→ **Task description**: Find the string "true" in the entries and copy each line that has it.

→ **Given data**:
☆ ☆ ☆ ☆ ☆ ☆ ☆
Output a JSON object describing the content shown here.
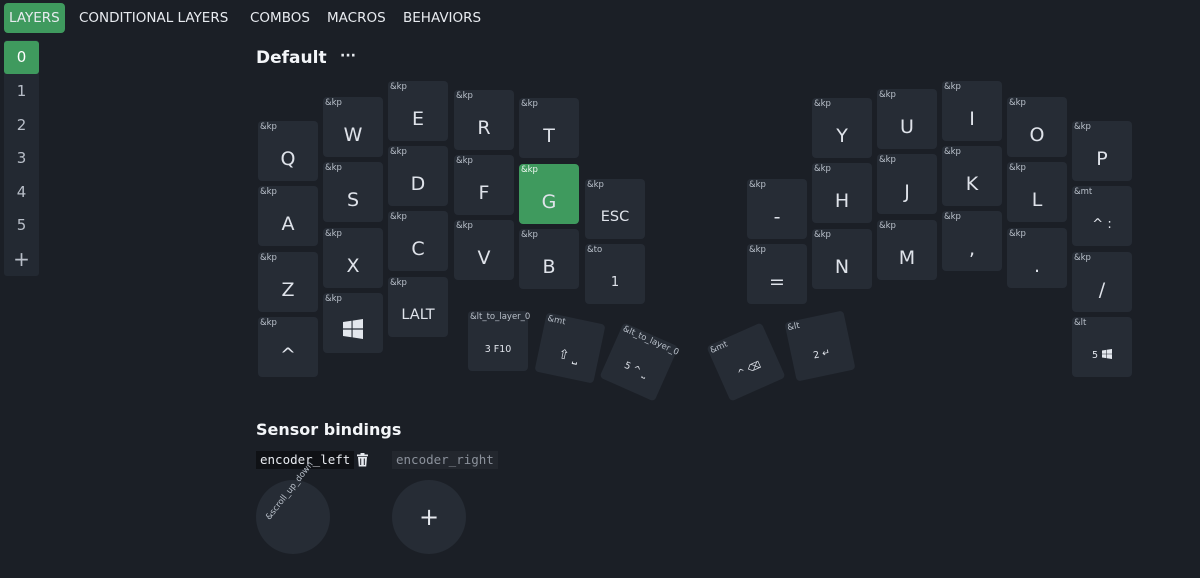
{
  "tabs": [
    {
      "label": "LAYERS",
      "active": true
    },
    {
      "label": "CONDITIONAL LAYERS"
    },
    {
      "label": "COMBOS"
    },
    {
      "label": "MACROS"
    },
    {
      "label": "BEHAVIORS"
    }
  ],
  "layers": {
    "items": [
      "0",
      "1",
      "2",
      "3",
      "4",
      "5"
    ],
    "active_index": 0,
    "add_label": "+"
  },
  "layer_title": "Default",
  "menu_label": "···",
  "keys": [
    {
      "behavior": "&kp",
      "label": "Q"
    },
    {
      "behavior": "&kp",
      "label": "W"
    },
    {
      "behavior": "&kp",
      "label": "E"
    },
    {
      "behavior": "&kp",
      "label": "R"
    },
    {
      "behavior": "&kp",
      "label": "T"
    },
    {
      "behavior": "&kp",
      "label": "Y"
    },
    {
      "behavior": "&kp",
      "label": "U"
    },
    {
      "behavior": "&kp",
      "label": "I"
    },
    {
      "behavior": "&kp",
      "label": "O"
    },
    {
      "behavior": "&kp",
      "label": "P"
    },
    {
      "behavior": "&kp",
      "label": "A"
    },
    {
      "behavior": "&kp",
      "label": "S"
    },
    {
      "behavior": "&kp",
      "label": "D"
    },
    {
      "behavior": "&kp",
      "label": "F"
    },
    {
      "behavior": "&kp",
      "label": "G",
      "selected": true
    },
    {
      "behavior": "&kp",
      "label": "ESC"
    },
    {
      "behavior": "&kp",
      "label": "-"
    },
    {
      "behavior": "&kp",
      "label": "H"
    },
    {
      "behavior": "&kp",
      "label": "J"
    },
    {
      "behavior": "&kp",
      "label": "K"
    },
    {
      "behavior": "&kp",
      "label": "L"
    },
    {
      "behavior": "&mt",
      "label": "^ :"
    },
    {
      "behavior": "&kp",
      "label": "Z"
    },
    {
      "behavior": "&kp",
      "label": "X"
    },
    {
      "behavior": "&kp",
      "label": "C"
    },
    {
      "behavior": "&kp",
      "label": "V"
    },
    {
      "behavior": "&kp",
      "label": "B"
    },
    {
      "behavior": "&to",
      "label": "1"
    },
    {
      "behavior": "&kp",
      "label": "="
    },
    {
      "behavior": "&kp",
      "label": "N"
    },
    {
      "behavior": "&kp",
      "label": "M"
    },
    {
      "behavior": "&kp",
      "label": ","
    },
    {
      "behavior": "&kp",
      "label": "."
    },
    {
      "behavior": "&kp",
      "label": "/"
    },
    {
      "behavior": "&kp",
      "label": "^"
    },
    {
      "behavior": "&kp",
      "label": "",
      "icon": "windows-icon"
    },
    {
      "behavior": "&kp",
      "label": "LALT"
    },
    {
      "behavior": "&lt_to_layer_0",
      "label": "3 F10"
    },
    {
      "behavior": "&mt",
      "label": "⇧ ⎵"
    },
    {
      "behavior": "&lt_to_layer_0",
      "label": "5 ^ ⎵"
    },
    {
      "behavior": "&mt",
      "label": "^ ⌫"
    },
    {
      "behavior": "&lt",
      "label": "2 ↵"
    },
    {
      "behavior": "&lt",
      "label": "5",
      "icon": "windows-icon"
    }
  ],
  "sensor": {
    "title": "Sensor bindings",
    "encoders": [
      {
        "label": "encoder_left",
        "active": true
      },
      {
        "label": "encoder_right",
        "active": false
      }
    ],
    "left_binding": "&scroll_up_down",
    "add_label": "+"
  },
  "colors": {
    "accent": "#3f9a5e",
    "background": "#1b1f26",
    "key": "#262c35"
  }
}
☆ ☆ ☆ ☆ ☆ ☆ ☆
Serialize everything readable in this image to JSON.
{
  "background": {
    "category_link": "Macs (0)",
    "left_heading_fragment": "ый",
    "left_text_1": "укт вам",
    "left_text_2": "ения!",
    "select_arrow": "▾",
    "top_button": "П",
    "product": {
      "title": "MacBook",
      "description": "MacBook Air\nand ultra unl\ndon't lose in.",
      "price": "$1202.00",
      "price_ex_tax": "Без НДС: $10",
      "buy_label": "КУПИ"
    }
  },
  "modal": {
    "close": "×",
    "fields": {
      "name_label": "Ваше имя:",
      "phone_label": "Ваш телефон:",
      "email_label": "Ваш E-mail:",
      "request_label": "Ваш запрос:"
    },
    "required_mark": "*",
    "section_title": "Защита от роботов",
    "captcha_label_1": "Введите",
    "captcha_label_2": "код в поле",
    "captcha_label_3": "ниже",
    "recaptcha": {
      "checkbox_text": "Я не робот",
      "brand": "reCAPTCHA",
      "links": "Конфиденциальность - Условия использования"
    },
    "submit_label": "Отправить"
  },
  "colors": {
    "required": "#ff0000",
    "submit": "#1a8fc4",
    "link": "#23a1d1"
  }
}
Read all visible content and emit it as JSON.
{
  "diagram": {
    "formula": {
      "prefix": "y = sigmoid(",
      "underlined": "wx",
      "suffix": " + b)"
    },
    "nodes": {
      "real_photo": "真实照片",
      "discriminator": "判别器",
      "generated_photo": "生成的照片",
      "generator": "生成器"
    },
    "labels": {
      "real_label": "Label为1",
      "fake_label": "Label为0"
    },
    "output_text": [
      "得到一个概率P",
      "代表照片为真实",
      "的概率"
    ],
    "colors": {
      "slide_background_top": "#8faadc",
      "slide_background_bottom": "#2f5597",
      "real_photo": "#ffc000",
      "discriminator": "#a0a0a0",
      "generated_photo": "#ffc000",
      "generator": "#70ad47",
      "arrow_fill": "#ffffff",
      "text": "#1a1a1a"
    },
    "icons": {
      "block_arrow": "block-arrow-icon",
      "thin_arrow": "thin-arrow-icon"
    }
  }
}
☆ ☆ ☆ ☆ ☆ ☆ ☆
→ **Result**:
      "active": true
      "selected": true
        "active": true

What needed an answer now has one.